WHAT NEEDS TO BE DONE =>
Which lines of the data contain the string "JSON"? Copy every one of them.

-----

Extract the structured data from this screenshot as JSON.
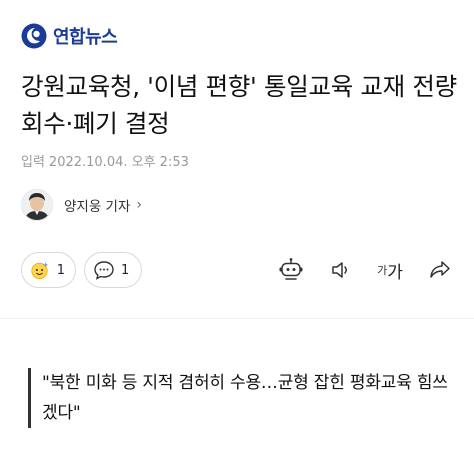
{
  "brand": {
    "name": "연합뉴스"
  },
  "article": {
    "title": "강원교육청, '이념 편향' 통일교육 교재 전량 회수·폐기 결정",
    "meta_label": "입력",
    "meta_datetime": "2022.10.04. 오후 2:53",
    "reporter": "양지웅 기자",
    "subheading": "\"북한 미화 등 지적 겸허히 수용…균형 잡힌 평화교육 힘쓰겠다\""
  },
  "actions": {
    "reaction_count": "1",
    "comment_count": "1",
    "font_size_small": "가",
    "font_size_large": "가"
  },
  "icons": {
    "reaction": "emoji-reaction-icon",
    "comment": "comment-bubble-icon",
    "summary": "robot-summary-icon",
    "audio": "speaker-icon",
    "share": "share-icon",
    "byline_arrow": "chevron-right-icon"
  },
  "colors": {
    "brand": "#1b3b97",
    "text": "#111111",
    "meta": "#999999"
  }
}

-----

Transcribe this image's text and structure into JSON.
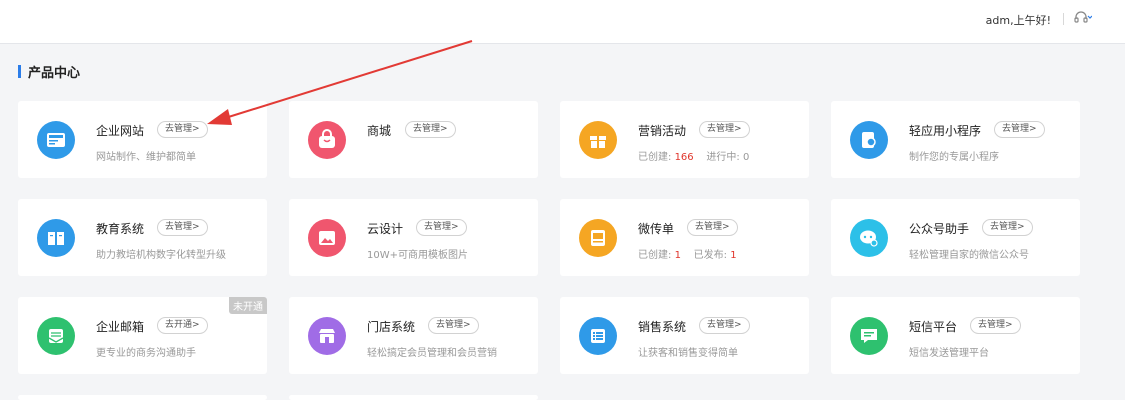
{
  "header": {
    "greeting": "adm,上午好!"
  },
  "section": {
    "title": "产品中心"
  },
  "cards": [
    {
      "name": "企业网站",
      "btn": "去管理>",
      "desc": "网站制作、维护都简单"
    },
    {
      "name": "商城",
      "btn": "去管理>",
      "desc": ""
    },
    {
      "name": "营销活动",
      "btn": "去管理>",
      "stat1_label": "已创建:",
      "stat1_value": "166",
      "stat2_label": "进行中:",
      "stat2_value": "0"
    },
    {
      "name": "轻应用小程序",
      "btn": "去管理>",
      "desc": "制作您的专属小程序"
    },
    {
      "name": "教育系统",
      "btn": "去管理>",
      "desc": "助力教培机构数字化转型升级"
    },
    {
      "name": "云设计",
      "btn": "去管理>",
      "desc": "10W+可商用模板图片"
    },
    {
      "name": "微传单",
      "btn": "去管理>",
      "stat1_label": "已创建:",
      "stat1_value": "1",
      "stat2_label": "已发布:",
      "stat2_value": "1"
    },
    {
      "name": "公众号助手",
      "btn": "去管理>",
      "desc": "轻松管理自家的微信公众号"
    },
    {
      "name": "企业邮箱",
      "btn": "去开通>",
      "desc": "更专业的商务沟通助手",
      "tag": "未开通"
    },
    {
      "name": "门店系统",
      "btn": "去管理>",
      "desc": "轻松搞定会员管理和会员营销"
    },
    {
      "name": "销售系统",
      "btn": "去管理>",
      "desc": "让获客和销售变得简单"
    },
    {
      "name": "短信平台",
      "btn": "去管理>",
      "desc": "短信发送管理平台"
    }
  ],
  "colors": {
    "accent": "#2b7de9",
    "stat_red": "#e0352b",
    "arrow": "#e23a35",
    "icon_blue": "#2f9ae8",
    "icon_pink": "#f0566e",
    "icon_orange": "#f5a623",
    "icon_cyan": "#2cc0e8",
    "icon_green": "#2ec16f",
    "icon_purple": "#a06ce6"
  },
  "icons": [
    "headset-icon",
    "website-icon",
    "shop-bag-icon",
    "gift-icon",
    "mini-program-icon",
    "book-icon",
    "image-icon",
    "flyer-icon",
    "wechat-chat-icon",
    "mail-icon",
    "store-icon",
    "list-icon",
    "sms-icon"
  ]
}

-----

SOLUTION =>
Extract the structured data from this screenshot as JSON.
Transcribe this image's text and structure into JSON.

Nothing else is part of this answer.